Exercise brief >> Go over the data and keep only the lines that include "same".

Dataset records >>
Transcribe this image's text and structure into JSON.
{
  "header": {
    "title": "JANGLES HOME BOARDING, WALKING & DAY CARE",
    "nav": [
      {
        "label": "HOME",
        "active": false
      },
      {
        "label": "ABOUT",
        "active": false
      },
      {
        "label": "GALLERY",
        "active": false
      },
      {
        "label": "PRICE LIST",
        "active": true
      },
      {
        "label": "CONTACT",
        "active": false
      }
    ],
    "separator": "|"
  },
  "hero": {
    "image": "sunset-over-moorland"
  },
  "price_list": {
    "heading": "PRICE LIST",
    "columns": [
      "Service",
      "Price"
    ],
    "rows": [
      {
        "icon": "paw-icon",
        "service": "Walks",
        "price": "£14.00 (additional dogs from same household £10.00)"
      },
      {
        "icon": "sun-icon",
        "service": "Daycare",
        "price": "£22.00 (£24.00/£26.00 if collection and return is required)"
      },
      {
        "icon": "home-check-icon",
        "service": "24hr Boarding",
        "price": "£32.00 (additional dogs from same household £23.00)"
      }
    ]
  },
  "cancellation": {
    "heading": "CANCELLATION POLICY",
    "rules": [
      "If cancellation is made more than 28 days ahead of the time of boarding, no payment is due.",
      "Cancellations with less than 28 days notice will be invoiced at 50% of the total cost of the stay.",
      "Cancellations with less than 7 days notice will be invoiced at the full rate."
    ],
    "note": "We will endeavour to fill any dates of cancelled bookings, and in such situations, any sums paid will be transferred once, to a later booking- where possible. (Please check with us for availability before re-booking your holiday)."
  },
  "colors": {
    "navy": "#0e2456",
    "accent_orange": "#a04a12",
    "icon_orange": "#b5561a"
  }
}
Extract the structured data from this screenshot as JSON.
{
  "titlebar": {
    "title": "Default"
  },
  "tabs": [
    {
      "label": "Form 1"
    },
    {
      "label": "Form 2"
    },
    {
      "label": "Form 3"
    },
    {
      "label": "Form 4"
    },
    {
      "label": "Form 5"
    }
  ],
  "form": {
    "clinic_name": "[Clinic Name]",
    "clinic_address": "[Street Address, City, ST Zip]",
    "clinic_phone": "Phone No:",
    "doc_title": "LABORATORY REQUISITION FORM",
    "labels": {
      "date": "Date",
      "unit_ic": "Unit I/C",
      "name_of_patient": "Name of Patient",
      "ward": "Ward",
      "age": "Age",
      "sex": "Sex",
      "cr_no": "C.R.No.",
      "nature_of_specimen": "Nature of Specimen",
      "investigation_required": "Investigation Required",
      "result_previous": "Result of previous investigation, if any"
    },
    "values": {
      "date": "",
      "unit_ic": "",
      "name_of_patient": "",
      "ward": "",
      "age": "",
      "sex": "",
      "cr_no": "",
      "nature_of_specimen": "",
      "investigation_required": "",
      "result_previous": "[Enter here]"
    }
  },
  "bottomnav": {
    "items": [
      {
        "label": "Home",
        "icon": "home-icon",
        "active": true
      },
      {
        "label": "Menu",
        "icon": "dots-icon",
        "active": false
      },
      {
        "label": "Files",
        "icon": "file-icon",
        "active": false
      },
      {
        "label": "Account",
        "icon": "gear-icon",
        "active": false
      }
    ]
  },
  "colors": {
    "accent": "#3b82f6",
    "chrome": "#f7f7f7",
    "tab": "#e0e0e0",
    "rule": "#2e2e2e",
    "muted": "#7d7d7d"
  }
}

Response to the exercise >>
        "price": "£14.00 (additional dogs from same household £10.00)"
        "price": "£32.00 (additional dogs from same household £23.00)"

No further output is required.